Students at Sanaa University have been sleeping on campus since mid-February, shortly after the start of the protests calling on Saleh to step down. In an escalation, soldiers stormed the campus late on Tuesday, shooting live ammunition, rubber bullets and firing tear gas. About 90 protesters sustained gas inhalation and minor injuries in the raid.
"This aggression is an indication that the regime is collapsing and cannot stand before the youth revolution," said Mohammad Qahtan, a spokesman for the opposition.
Witnesses said the mayor of Sanaa, Abdul-Rahman al-Akwa, who is also the brother-in-law of Saleh, led a group involved in the raid.
Medical officials said at least two of the wounded were in serious condition. Rabih al-Zuraqi, 25, was suffering from brain hemorrhage while 18-year-old Jamal al-Buhaisi suffered complications from a bullet wound to the shoulder. A few others had breathing problems due to smoke inhalation.
Hosni al-Jushai, a doctor at the Science and Technology Hospital who was volunteering with the protesters, said it appeared from the symptoms that security forces used banned nerve gas against the demonstrators, in addition to tear gas.
In a separate incident Wednesday, bodyguards of lawmaker Mohammad Abdel Illah al-Qadi exchanged fire with a security patrol in Sanaa. Al-Qadi's brother and a bodyguard were wounded.
Al-Qadi, a longtime stalwart of Saleh's regime, said he was resigning from the ruling party last month and joining the opposition.
It was not clear what triggered the clash.
Even before Yemen was hit by the wave of protests, the country was growing increasingly chaotic with a resurgent al-Qaida, a separatist movement in the south and an off-on Shiite rebellion in the north vexing the government.
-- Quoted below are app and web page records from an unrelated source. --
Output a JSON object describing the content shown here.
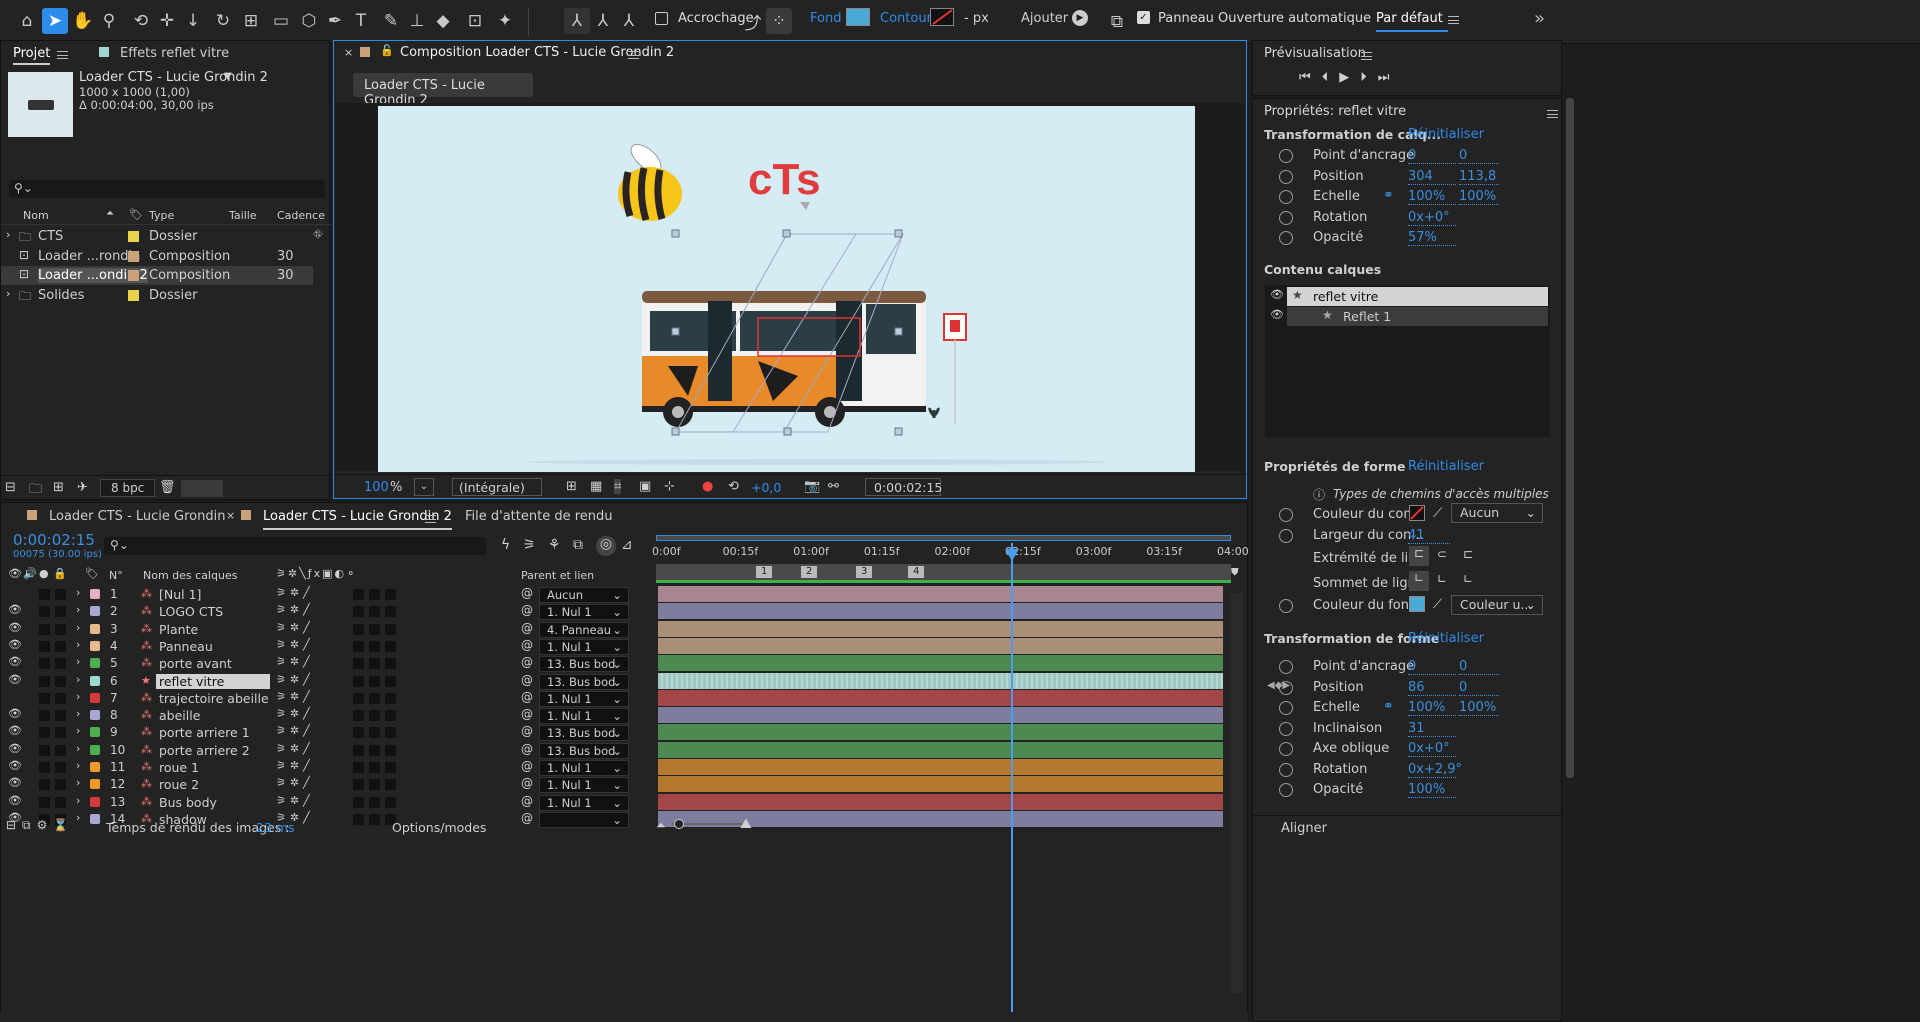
{
  "toolbar": {
    "snap_label": "Accrochage",
    "fill_label": "Fond :",
    "stroke_label": "Contour :",
    "stroke_unit": "- px",
    "add_label": "Ajouter :",
    "auto_open_label": "Panneau Ouverture automatique",
    "workspace": "Par défaut"
  },
  "project": {
    "tab_label": "Projet",
    "effects_tab": "Effets reflet vitre",
    "comp_name": "Loader CTS - Lucie Grondin 2",
    "comp_size": "1000 x 1000 (1,00)",
    "comp_duration": "Δ 0:00:04:00, 30,00 ips",
    "search_placeholder": "",
    "columns": [
      "Nom",
      "Type",
      "Taille",
      "Cadence"
    ],
    "items": [
      {
        "name": "CTS",
        "type": "Dossier",
        "cadence": "",
        "color": "#e8d34c"
      },
      {
        "name": "Loader ...rondin",
        "type": "Composition",
        "cadence": "30",
        "color": "#c9a27a"
      },
      {
        "name": "Loader ...ondin 2",
        "type": "Composition",
        "cadence": "30",
        "color": "#c9a27a"
      },
      {
        "name": "Solides",
        "type": "Dossier",
        "cadence": "",
        "color": "#e8d34c"
      }
    ],
    "bpc": "8 bpc"
  },
  "composition": {
    "tab_title": "Composition Loader CTS - Lucie Grondin 2",
    "sub_tab": "Loader CTS - Lucie Grondin 2",
    "logo_text": "cTs",
    "zoom": "100",
    "zoom_unit": "%",
    "resolution": "(Intégrale)",
    "exposure": "+0,0",
    "timecode": "0:00:02:15"
  },
  "timeline": {
    "tabs": [
      "Loader CTS - Lucie Grondin",
      "Loader CTS - Lucie Grondin 2",
      "File d'attente de rendu"
    ],
    "timecode": "0:00:02:15",
    "fps_info": "00075 (30.00 ips)",
    "col_num": "N°",
    "col_name": "Nom des calques",
    "col_parent": "Parent et lien",
    "ruler": [
      "0:00f",
      "00:15f",
      "01:00f",
      "01:15f",
      "02:00f",
      "02:15f",
      "03:00f",
      "03:15f",
      "04:00"
    ],
    "markers": [
      "1",
      "2",
      "3",
      "4"
    ],
    "layers": [
      {
        "num": "1",
        "name": "[Nul 1]",
        "parent": "Aucun",
        "color": "#e6b0c0",
        "bar": "#a98590"
      },
      {
        "num": "2",
        "name": "LOGO CTS",
        "parent": "1. Nul 1",
        "color": "#a9a7d8",
        "bar": "#7e7d9d"
      },
      {
        "num": "3",
        "name": "Plante",
        "parent": "4. Panneau",
        "color": "#e8b98a",
        "bar": "#a98f76"
      },
      {
        "num": "4",
        "name": "Panneau",
        "parent": "1. Nul 1",
        "color": "#e8b98a",
        "bar": "#a98f76"
      },
      {
        "num": "5",
        "name": "porte avant",
        "parent": "13. Bus bod",
        "color": "#4caf50",
        "bar": "#4c8a52"
      },
      {
        "num": "6",
        "name": "reflet vitre",
        "parent": "13. Bus bod",
        "color": "#9ed8d0",
        "bar": "#9fc7c2"
      },
      {
        "num": "7",
        "name": "trajectoire abeille",
        "parent": "1. Nul 1",
        "color": "#d63a3a",
        "bar": "#a34648"
      },
      {
        "num": "8",
        "name": "abeille",
        "parent": "1. Nul 1",
        "color": "#a9a7d8",
        "bar": "#7e7d9d"
      },
      {
        "num": "9",
        "name": "porte arriere 1",
        "parent": "13. Bus bod",
        "color": "#4caf50",
        "bar": "#4c8a52"
      },
      {
        "num": "10",
        "name": "porte arriere 2",
        "parent": "13. Bus bod",
        "color": "#4caf50",
        "bar": "#4c8a52"
      },
      {
        "num": "11",
        "name": "roue 1",
        "parent": "1. Nul 1",
        "color": "#f09a2a",
        "bar": "#b2792f"
      },
      {
        "num": "12",
        "name": "roue 2",
        "parent": "1. Nul 1",
        "color": "#f09a2a",
        "bar": "#b2792f"
      },
      {
        "num": "13",
        "name": "Bus body",
        "parent": "1. Nul 1",
        "color": "#d63a3a",
        "bar": "#a34648"
      },
      {
        "num": "14",
        "name": "shadow",
        "parent": "",
        "color": "#a9a7d8",
        "bar": "#7e7d9d"
      }
    ],
    "render_time_label": "Temps de rendu des images :",
    "render_time": "23 ms",
    "options": "Options/modes"
  },
  "preview": {
    "title": "Prévisualisation"
  },
  "properties": {
    "title": "Propriétés: reflet vitre",
    "layer_transform": "Transformation de calq...",
    "reset": "Réinitialiser",
    "layer_props": [
      {
        "label": "Point d'ancrage",
        "v1": "0",
        "v2": "0"
      },
      {
        "label": "Position",
        "v1": "304",
        "v2": "113,8"
      },
      {
        "label": "Echelle",
        "v1": "100%",
        "v2": "100%"
      },
      {
        "label": "Rotation",
        "v1": "0x+0°",
        "v2": ""
      },
      {
        "label": "Opacité",
        "v1": "57%",
        "v2": ""
      }
    ],
    "content_title": "Contenu calques",
    "content_items": [
      "reflet vitre",
      "Reflet 1"
    ],
    "shape_props_title": "Propriétés de forme",
    "shape_reset": "Réinitialiser",
    "path_types": "Types de chemins d'accès multiples",
    "stroke_color_label": "Couleur du con...",
    "stroke_color_value": "Aucun",
    "stroke_width_label": "Largeur du con...",
    "stroke_width": "41",
    "line_cap_label": "Extrémité de li...",
    "line_join_label": "Sommet de ligne",
    "fill_color_label": "Couleur du fond",
    "fill_color_value": "Couleur u...",
    "shape_transform": "Transformation de forme",
    "shape_transform_reset": "Réinitialiser",
    "shape_props": [
      {
        "label": "Point d'ancrage",
        "v1": "0",
        "v2": "0"
      },
      {
        "label": "Position",
        "v1": "86",
        "v2": "0"
      },
      {
        "label": "Echelle",
        "v1": "100%",
        "v2": "100%"
      },
      {
        "label": "Inclinaison",
        "v1": "31",
        "v2": ""
      },
      {
        "label": "Axe oblique",
        "v1": "0x+0°",
        "v2": ""
      },
      {
        "label": "Rotation",
        "v1": "0x+2,9°",
        "v2": ""
      },
      {
        "label": "Opacité",
        "v1": "100%",
        "v2": ""
      }
    ],
    "align": "Aligner"
  }
}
In an attempt to quell escalating protests, the president called for national dialogue after meetings Monday with the country's political and security chiefs. The state-run news agency said the conference would be held Thursday and would include thousands of representatives from across Yemen's political spectrum.
But opposition leader Yassin Said Numan said there would be no dialogue unless Saleh agreed to step down by year's end.
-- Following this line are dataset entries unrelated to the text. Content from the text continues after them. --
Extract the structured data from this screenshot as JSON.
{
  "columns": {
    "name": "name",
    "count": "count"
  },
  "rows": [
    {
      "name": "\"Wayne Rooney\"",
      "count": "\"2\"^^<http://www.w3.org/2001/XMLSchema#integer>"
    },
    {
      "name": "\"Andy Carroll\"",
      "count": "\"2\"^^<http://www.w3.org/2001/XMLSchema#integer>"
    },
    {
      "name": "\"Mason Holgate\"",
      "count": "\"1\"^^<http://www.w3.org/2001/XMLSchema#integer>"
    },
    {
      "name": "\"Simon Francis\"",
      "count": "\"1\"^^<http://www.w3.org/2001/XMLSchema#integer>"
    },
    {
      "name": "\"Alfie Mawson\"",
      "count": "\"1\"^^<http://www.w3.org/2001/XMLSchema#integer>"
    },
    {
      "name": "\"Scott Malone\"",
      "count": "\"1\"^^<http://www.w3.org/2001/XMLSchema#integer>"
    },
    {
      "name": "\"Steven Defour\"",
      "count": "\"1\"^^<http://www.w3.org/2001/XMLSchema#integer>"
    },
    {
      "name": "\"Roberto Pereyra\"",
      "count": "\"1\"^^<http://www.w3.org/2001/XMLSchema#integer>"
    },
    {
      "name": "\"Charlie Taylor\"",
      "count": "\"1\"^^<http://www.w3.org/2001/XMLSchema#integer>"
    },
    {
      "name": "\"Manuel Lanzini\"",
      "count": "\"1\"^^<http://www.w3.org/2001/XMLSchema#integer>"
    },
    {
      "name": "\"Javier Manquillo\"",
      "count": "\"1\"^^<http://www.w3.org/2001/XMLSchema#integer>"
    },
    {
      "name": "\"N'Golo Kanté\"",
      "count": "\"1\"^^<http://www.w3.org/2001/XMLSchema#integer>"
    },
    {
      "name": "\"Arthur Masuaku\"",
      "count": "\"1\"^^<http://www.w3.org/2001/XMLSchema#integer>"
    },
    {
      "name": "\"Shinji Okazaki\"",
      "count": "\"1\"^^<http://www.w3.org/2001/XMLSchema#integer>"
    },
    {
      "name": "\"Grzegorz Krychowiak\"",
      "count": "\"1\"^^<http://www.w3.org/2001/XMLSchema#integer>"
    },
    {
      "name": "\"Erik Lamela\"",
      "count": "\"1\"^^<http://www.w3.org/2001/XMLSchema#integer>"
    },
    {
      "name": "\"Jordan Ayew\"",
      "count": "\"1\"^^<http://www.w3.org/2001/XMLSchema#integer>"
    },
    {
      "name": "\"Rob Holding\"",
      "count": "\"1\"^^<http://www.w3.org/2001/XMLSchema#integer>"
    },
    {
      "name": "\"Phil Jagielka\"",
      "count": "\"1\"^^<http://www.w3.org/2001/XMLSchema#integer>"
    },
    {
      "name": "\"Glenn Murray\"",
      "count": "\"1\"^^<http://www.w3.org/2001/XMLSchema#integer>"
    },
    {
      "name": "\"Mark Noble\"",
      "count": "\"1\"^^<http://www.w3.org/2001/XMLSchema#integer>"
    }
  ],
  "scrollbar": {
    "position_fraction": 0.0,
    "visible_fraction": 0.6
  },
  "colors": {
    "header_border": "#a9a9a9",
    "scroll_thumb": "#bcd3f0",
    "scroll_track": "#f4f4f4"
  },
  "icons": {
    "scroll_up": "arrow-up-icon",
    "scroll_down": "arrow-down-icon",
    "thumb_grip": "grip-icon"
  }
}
Saleh's pledge not to run for re-election in 2013 has failed to defuse the protests, as have his calls for a unity government with opposition figures.